New to theaters this week is the sci-fi film Ex Machina, written/directed by Alex Garland (writer of 28 Days Later and Sunshine) and starring Domhnall Gleeson, Oscar Isaac, and Alicia Vikander. The film begins when a programmer for a giant search engine company is invited to spend a week at the estate of the company’s reclusive CEO. Soon after arriving, however, he discovers that he has been selected to help evaluate the capabilities of the CEO’s latest creation, an experiment in artificial intelligence called Ava, whose abilities may extend further than either of them could have ever expected.

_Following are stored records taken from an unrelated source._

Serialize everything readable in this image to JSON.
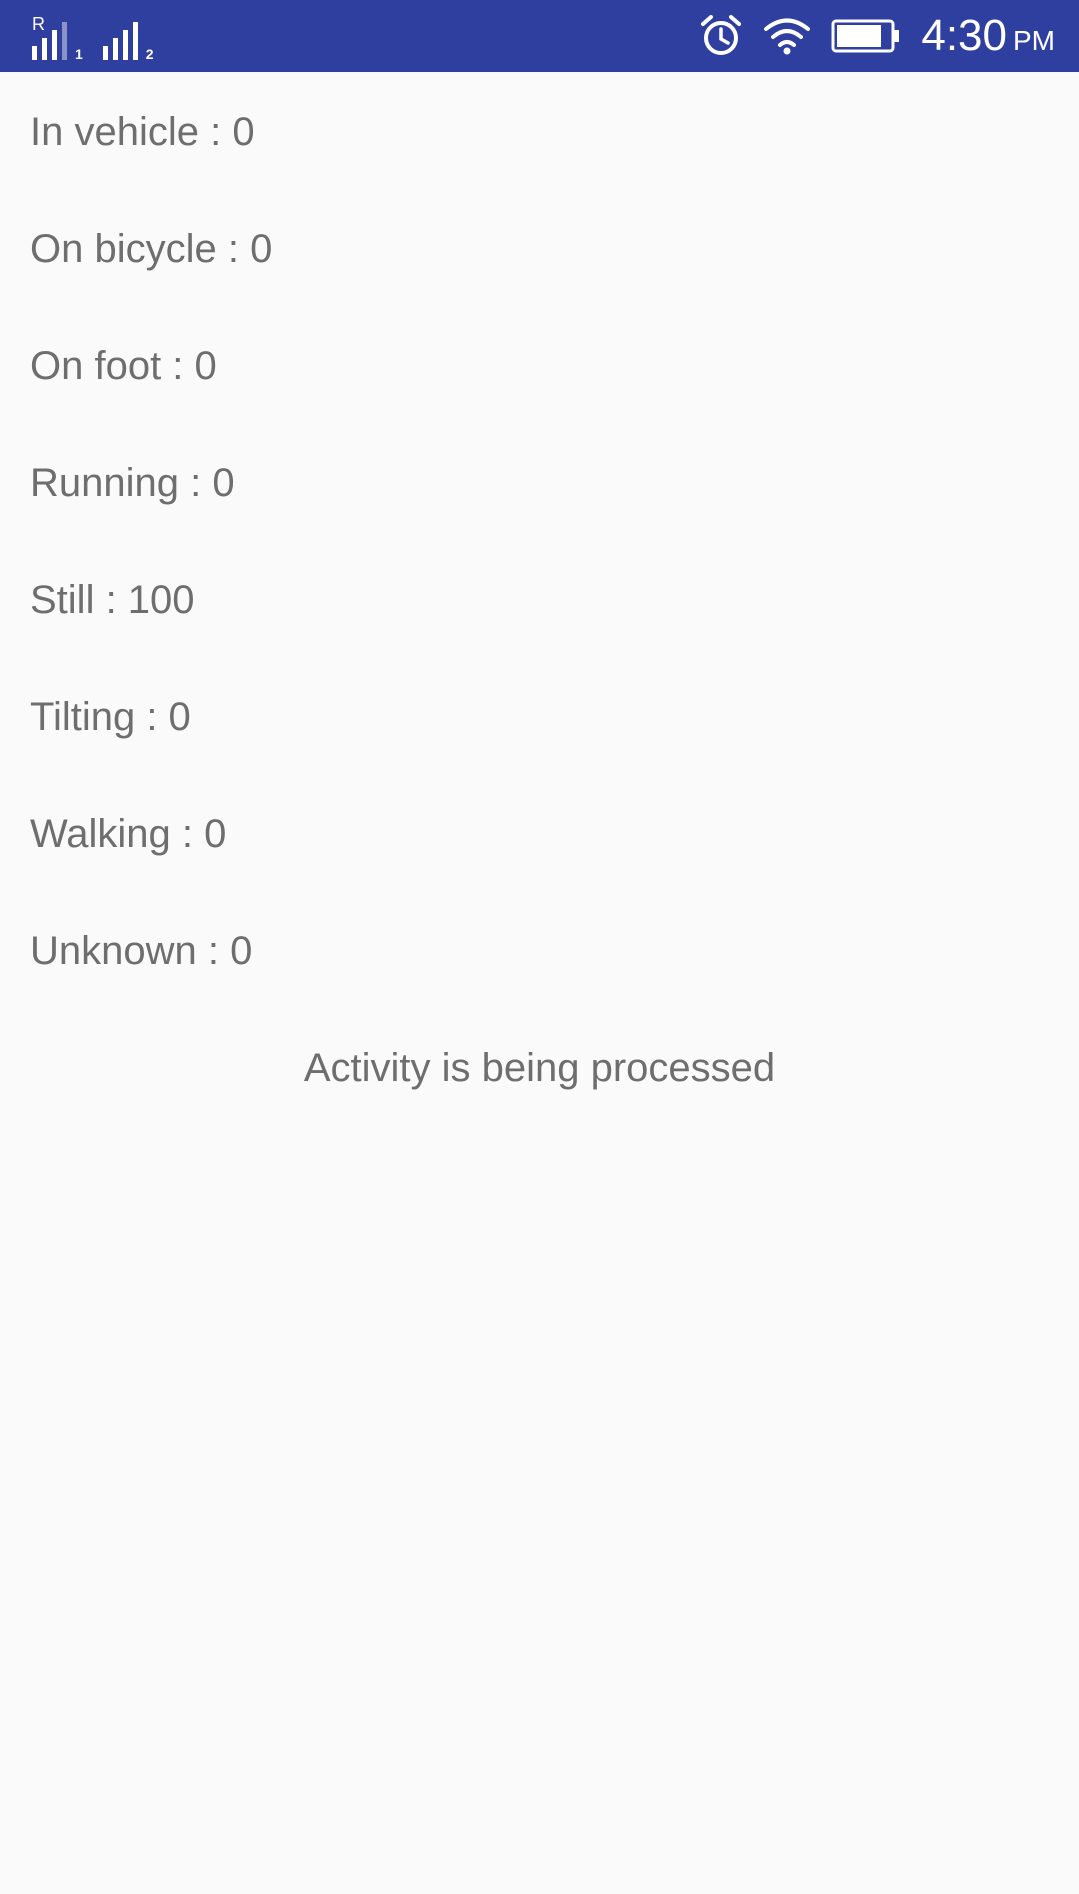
{
  "status_bar": {
    "sim1_label": "1",
    "sim2_label": "2",
    "roaming_indicator": "R",
    "time": "4:30",
    "ampm": "PM",
    "icons": [
      "signal-icon",
      "signal-icon",
      "alarm-icon",
      "wifi-icon",
      "battery-icon"
    ],
    "background_color": "#2f3f9f"
  },
  "activities": [
    {
      "label": "In vehicle : 0"
    },
    {
      "label": "On bicycle : 0"
    },
    {
      "label": "On foot : 0"
    },
    {
      "label": "Running : 0"
    },
    {
      "label": "Still : 100"
    },
    {
      "label": "Tilting : 0"
    },
    {
      "label": "Walking : 0"
    },
    {
      "label": "Unknown : 0"
    }
  ],
  "status_message": "Activity is being processed",
  "text_color": "#6e6e6e",
  "background_color": "#fafafa"
}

What’re the critics saying? They’re calling it a conversational and intellectual piece of speculative science-fiction, with crisp, chilly imagery and production design. While most critics are yeasayers, some were disappointed with the film’s final act, which apparently takes everything that came before and tosses it out for something more pulpy and obvious.  Whether you’d rather dish out the cash for a ticket or just wait for it to pop up on some streaming service a few months from now, here are five movies similar to Ex Machina.

2001: A Space Odyssey (directed by Stanley Kubrick, 1968)
The sci-fi masterpiece to end all sci-fi masterpieces. No explanation needed.

Metropolis (directed by Fritz Lang, 1927)
Fritz Lang’s silent German expressionist futurist classic (that’s a mouthful) set the standard for what science-fiction could be.

Blade Runner (directed by Ridley Scott, 1982)
Combining the best of film noir and philosophical sci-fi, it still stands tall as a wholly original beast of its own, raising questions about existence, consciousness, and more. It also looks incredible as hell.

A.I. Artificial Intelligence (directed by Steven Spielberg, 2001)
While it received somewhat mixed reviews upon initial release, this Spielberg film (and Kubrick-inspired homage) has since been reevaluated as one of the best works of his late career.

Under the Skin (directed by Jonathan Glazer, 2014)
Already one of my personal favorite films of the decade (so far). Sublime imagery, a chilling performance from Scarlett Johansson, and fascinating commentary on gender, sexuality, and what it means to be human.